• _Records provided_
• • • • •
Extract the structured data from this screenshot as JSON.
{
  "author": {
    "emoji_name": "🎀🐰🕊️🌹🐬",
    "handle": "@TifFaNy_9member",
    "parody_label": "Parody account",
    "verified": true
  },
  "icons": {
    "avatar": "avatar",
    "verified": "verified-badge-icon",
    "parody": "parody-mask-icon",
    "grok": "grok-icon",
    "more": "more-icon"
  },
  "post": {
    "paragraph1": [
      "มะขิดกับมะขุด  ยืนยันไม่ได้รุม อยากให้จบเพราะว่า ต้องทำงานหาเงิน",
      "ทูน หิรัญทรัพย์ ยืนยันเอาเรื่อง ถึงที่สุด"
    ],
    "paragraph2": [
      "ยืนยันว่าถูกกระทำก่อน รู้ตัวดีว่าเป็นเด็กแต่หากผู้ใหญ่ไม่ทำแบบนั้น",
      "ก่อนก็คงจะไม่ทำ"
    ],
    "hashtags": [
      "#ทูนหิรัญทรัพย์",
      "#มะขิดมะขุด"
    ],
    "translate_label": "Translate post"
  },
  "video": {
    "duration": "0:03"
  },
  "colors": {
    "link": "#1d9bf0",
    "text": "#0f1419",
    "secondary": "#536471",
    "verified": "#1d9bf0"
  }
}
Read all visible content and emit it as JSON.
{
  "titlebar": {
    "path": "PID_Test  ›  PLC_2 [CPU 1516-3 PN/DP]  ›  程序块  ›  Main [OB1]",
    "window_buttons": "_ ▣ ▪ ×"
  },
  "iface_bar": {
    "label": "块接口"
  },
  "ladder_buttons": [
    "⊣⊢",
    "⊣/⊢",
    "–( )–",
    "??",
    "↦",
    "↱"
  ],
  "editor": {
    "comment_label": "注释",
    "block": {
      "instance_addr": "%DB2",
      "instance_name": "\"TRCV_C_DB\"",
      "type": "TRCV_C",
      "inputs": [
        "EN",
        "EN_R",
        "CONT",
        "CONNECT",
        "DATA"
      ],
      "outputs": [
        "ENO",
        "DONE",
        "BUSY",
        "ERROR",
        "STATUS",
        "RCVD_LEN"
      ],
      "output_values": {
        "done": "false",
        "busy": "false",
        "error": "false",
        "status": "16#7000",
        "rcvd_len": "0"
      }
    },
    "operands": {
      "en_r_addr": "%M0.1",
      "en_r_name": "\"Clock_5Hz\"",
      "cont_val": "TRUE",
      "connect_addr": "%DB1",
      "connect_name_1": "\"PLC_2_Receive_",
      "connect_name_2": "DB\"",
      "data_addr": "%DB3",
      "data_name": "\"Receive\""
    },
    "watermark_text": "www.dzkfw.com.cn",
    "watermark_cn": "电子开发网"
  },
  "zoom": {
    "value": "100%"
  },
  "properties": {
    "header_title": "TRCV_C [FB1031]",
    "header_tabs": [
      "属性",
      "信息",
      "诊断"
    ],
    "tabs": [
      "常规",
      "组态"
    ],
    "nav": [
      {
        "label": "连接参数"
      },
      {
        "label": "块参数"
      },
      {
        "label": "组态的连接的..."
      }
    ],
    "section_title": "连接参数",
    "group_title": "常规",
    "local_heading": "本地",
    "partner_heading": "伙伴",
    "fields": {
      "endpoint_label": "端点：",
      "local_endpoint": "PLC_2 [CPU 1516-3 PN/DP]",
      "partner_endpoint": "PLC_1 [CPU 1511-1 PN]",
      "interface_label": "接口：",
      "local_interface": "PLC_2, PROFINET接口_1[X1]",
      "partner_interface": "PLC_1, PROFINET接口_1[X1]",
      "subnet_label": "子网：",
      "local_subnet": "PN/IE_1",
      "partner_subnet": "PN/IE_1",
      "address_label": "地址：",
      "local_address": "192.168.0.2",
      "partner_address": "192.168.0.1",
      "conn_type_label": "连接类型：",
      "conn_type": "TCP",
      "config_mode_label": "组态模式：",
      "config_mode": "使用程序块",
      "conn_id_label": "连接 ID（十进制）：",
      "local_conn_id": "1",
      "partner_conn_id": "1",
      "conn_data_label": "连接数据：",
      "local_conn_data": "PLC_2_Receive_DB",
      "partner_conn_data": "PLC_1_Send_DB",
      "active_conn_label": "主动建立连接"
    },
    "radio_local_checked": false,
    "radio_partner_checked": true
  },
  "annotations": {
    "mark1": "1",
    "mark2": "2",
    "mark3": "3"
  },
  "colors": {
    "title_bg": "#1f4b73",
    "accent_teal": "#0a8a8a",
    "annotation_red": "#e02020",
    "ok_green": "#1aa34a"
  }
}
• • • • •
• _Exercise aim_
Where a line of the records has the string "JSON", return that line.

• _Solution to this problem_
Extract the structured data from this screenshot as JSON.
Read all visible content and emit it as JSON.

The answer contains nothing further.